> _App and web page records_:
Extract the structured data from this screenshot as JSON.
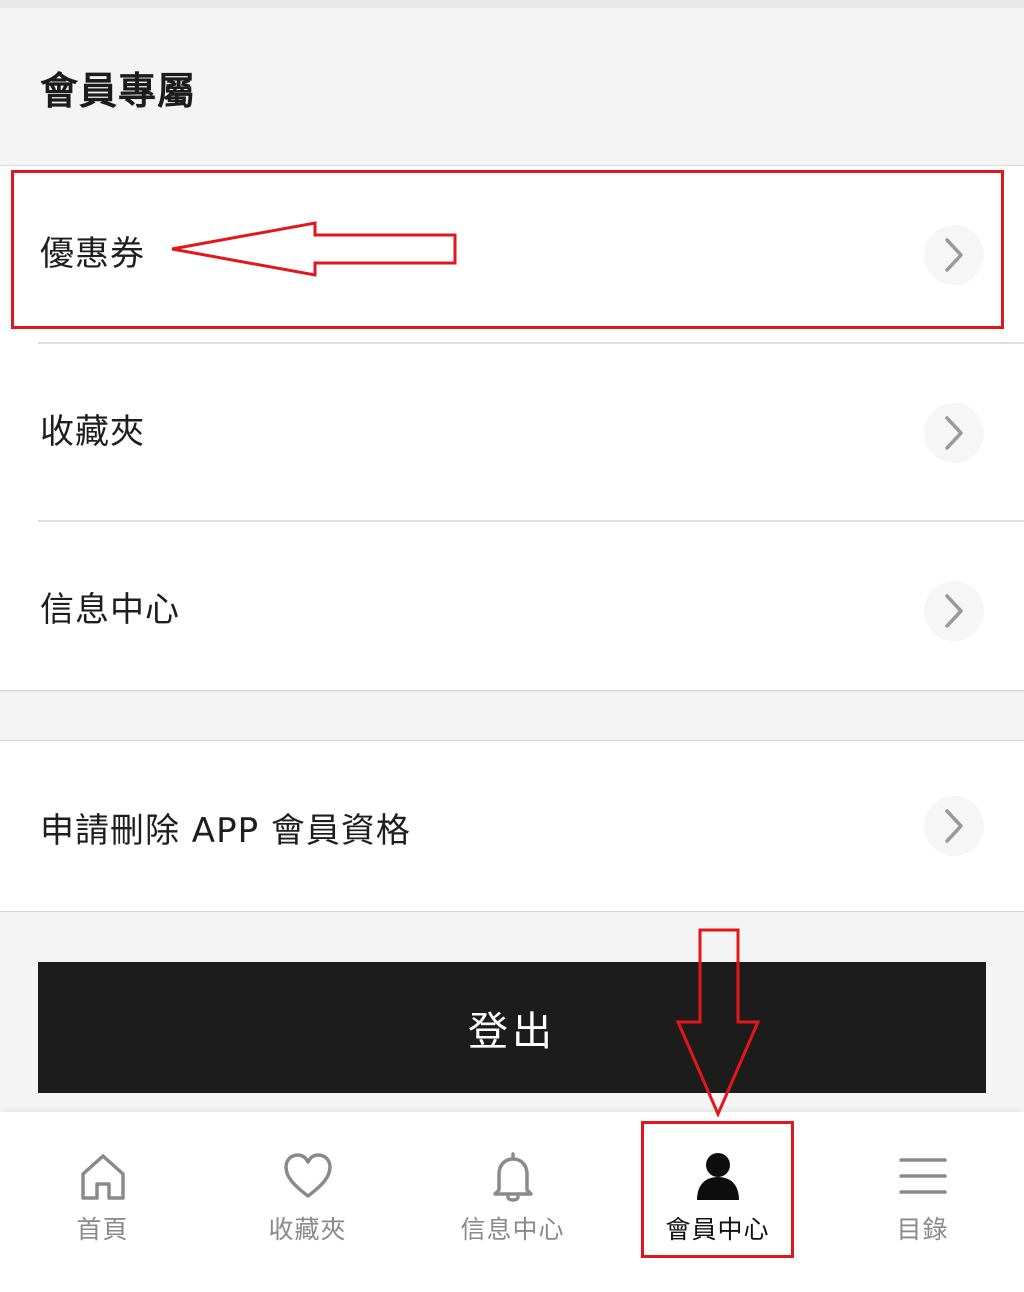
{
  "header": {
    "title": "會員專屬"
  },
  "menu": {
    "items": [
      {
        "label": "優惠券",
        "icon": "chevron-right-icon"
      },
      {
        "label": "收藏夾",
        "icon": "chevron-right-icon"
      },
      {
        "label": "信息中心",
        "icon": "chevron-right-icon"
      }
    ]
  },
  "account": {
    "delete_label": "申請刪除 APP 會員資格"
  },
  "logout": {
    "label": "登出"
  },
  "tabbar": {
    "items": [
      {
        "label": "首頁",
        "icon": "home-icon",
        "active": false
      },
      {
        "label": "收藏夾",
        "icon": "heart-icon",
        "active": false
      },
      {
        "label": "信息中心",
        "icon": "bell-icon",
        "active": false
      },
      {
        "label": "會員中心",
        "icon": "user-icon",
        "active": true
      },
      {
        "label": "目錄",
        "icon": "menu-icon",
        "active": false
      }
    ]
  },
  "colors": {
    "annotation": "#e3161b",
    "button_bg": "#1c1c1c",
    "tab_inactive": "#8a8a8a",
    "tab_active": "#111111"
  }
}
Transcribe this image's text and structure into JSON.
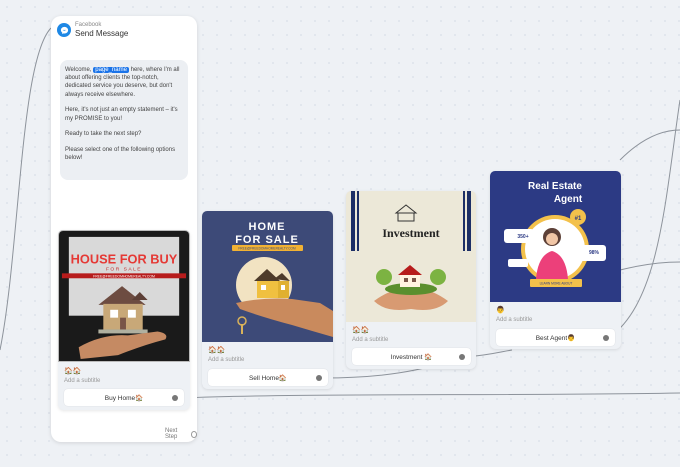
{
  "node": {
    "platform": "Facebook",
    "title": "Send Message",
    "message": {
      "p1_before": "Welcome, ",
      "p1_tag": "page_name",
      "p1_after": " here, where I'm all about offering clients the top-notch, dedicated service you deserve, but don't always receive elsewhere.",
      "p2": "Here, it's not just an empty statement – it's my PROMISE to you!",
      "p3": "Ready to take the next step?",
      "p4": "Please select one of the following options below!"
    },
    "next_step": "Next Step"
  },
  "cards": [
    {
      "image_heading": "HOUSE FOR BUY",
      "image_sub": "FOR SALE",
      "image_url": "FREE@FREEDOMHOMEREALTY.COM",
      "icons": "🏠🏠",
      "subtitle": "Add a subtitle",
      "button": "Buy Home🏠"
    },
    {
      "image_heading1": "HOME",
      "image_heading2": "FOR SALE",
      "image_url": "FREE@FREEDOMHOMEREALTY.COM",
      "icons": "🏠🏠",
      "subtitle": "Add a subtitle",
      "button": "Sell Home🏠"
    },
    {
      "image_heading": "Investment",
      "icons": "🏠🏠",
      "subtitle": "Add a subtitle",
      "button": "Investment 🏠"
    },
    {
      "image_heading1": "Real Estate",
      "image_heading2": "Agent",
      "badge": "#1",
      "stat1": "350+",
      "stat2": "98%",
      "image_footer": "LEARN MORE ABOUT",
      "icons": "👨",
      "subtitle": "Add a subtitle",
      "button": "Best Agent👨"
    }
  ],
  "colors": {
    "messenger": "#1e88e5",
    "card1_bg": "#1a1a1a",
    "card1_heading": "#e53935",
    "card2_bg": "#3d4a78",
    "card2_accent": "#f2b233",
    "card3_bg": "#ece8d8",
    "card4_bg": "#2c3a84",
    "card4_accent": "#f3c14b"
  }
}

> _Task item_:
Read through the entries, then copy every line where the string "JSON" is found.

> _Completed task_:
Extract the structured data from this screenshot as JSON.
Transcribe this image's text and structure into JSON.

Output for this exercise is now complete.